Blog of Obscurity

A Very Munchkinly Blog

Friday, March 25, 2005

The Value of Life

OpinionJournal - Peggy Noonan:

Our children have been reared in the age of abortion, and are coming of age in a time when seemingly respectable people are enthusiastic for euthanasia. It cannot be good for our children, and the world they will make, that they are given this new lesson that human life is not precious, not touched by the divine, not of infinite value.

Once you 'know' that--that human life is not so special after all--then everything is possible, and none of it is good. When a society comes to believe that human life is not inherently worth living, it is a slippery slope to the gas chamber.

I don't know anyone who is "enthusiastic" about the death of Terry Schiavo. In fact, one thing all seem to agree on is that this is a tragic situation.

I believe that every human life does have value and that it has been touched by the Divine. However, that Divine touch does not make life so precious and so sacred that we must exhaust all our resources to keep it in place when it no living is remotely possible. Last week in Houston, a baby's breathing tube was removed because their lungs would never develop to be self-sustaining. The baby only lived moments after the breathing tube was removed. A hundred years ago, the child would never have survived long past birth. With today's technology, it would have spent years in the hospital - but not much else.

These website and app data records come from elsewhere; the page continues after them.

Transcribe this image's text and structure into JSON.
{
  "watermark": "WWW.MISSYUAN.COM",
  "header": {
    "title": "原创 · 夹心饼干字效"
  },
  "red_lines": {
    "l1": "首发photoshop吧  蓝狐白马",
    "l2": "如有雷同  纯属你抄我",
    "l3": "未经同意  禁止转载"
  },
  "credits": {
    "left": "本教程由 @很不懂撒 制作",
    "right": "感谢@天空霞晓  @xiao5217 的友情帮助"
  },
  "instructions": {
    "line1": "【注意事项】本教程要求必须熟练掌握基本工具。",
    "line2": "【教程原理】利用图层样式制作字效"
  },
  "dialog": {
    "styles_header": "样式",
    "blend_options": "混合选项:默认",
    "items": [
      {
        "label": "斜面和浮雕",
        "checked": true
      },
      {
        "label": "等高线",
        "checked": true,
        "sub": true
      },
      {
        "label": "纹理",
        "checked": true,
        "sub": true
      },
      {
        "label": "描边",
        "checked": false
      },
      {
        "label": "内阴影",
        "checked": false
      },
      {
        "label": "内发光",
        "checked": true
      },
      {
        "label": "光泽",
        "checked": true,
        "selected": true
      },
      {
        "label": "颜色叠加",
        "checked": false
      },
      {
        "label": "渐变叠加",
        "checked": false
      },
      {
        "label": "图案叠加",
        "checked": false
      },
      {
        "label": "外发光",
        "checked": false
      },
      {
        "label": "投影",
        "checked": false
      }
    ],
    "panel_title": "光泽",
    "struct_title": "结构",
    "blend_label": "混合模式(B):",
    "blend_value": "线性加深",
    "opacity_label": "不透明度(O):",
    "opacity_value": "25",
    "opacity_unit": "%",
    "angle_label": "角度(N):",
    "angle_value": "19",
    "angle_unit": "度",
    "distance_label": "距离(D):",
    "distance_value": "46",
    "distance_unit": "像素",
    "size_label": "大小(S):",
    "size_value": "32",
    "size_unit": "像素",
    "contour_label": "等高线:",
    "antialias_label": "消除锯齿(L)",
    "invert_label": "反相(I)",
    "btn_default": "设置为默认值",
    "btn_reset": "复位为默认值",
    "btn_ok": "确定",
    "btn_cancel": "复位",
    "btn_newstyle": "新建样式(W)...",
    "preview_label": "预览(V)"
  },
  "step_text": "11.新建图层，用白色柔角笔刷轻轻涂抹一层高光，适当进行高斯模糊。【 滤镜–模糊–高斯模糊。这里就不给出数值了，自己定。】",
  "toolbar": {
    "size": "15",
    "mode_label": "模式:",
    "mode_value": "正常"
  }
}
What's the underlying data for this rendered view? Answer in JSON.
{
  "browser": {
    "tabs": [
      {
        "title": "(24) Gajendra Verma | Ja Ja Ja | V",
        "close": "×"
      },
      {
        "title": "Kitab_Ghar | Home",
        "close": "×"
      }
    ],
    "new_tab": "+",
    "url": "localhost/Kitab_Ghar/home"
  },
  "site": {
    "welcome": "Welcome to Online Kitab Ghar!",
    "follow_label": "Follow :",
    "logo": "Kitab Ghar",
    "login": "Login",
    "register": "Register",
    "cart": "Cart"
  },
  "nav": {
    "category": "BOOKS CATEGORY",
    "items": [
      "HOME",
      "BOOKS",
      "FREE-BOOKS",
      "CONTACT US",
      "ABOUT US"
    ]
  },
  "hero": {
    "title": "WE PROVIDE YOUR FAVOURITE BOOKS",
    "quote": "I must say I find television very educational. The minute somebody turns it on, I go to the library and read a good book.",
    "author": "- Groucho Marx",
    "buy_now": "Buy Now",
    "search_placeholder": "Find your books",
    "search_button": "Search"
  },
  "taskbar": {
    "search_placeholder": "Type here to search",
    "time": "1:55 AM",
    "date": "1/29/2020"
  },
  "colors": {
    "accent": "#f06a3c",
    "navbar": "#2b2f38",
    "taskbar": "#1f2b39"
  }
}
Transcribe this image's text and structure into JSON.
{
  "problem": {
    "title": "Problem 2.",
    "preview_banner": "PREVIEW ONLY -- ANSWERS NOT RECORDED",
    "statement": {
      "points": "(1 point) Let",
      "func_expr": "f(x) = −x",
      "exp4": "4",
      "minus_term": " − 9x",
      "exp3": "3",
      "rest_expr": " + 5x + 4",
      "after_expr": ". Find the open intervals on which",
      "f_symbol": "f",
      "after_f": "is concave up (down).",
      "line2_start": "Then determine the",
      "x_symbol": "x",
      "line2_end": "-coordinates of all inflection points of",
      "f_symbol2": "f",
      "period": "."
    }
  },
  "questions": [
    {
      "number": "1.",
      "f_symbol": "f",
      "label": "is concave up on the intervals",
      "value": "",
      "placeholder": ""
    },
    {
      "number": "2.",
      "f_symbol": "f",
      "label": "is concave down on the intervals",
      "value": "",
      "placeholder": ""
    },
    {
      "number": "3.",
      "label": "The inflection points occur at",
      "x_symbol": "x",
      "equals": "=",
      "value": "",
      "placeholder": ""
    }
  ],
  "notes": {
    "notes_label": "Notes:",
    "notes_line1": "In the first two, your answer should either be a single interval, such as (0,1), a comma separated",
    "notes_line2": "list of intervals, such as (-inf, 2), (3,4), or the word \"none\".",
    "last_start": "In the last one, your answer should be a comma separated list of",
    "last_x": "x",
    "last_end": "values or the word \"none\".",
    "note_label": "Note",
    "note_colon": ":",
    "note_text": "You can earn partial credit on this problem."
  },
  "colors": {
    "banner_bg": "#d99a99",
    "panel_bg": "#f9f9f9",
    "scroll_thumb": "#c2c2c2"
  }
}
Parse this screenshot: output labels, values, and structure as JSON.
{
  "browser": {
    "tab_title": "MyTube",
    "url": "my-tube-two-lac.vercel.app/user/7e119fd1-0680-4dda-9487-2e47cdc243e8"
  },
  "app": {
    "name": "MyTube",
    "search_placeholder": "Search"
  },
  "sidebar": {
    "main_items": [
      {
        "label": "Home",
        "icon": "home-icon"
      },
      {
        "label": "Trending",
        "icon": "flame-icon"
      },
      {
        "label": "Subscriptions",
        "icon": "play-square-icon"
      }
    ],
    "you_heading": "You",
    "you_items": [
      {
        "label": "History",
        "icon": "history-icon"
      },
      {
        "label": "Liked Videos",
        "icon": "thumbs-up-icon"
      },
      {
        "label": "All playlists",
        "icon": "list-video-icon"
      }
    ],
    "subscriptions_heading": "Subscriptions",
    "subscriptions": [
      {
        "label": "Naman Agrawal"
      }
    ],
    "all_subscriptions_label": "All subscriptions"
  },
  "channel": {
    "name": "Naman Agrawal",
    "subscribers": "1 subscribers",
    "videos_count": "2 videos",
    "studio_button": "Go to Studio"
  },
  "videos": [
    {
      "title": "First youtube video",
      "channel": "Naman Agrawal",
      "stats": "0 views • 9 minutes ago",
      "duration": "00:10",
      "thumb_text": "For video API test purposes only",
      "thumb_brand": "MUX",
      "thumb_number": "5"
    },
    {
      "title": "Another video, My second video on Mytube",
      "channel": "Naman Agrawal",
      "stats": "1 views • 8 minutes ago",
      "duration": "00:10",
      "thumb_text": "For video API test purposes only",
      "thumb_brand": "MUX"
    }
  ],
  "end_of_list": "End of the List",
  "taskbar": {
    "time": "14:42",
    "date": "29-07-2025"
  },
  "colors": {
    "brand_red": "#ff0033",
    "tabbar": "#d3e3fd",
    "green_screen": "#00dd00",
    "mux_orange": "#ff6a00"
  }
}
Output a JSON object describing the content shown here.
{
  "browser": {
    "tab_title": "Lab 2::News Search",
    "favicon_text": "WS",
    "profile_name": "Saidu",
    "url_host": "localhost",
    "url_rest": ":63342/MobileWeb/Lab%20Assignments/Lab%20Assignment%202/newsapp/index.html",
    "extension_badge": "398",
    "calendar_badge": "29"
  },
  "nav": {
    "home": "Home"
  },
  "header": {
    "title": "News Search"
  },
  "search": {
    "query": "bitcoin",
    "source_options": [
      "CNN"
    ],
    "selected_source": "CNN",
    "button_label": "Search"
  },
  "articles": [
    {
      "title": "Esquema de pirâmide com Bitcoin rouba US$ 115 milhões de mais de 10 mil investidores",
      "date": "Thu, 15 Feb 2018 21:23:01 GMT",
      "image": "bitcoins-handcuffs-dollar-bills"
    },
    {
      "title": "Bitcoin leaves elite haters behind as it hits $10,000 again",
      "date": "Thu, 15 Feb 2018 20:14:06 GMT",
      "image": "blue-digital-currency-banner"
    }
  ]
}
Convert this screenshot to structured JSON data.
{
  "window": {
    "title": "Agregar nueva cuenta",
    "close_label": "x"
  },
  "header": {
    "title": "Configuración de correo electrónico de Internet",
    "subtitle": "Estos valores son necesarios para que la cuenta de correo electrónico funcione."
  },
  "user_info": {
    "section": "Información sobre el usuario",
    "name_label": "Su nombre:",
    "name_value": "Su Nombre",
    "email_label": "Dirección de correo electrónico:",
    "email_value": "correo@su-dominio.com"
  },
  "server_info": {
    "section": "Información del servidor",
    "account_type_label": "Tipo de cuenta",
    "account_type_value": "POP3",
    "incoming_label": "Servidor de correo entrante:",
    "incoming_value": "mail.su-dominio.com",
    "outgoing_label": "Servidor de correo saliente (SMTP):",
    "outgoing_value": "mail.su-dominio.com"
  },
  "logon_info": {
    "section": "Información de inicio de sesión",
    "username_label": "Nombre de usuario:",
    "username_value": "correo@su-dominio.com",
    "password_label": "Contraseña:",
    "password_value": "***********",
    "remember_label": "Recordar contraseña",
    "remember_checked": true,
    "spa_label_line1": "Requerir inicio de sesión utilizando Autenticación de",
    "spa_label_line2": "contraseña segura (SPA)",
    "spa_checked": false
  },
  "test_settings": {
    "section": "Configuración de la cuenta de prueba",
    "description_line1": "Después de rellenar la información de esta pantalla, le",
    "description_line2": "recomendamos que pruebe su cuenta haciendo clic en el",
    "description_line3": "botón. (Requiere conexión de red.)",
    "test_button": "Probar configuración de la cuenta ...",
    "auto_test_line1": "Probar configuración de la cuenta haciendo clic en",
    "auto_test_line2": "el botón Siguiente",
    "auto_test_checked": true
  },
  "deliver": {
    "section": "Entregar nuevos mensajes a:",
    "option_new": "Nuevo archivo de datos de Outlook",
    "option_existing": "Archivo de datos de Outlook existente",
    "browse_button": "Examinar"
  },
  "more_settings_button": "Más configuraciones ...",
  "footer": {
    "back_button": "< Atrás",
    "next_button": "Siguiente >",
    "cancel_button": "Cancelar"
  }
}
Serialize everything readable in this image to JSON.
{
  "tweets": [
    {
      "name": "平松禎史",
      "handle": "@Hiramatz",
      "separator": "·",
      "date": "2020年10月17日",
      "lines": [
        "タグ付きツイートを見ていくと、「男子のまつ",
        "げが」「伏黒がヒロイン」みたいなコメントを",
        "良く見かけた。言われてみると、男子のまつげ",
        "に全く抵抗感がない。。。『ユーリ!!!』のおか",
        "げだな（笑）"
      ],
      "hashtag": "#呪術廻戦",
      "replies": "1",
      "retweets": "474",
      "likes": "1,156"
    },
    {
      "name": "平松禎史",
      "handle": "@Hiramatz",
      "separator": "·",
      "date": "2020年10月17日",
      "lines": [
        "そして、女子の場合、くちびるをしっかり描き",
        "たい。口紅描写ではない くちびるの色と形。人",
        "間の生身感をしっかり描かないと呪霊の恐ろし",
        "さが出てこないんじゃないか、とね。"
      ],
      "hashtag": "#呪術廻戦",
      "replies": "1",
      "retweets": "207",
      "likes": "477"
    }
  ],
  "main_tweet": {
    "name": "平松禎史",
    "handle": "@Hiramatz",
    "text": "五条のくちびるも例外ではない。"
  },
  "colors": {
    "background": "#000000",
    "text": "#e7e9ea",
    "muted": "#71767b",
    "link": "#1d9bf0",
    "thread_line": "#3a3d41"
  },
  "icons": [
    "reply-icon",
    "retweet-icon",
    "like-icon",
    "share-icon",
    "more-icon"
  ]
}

Yes, it's a slippery slope. Our technology has reached the point where we can be sustained almost indefinitely. However, that puts the burden back on us to make choices about that technology and how it is used. The Divine touch we have received is what gives us those choices.

Every day I make choices that affect how I live and how I will die. Every hamburger I eat clogs my arteries just a little - making the moment I have a heart problem just a small bit closer. If I were to automatically put "infinite value" on my life, then I would exercise more and eat less meat. Those are my choices, though, and society can't make them for me.

One can acknowledge the uniqueness and worth of human life above other things, but still realize that nothing can be of "infinite value" in a finite world.

The real tragedy of this case is that Terry and her husband did not prepare for something like this. That is the lesson we must all learn. We must decide what we want for ourselves if this situation were to ever happen to us and make those choices known.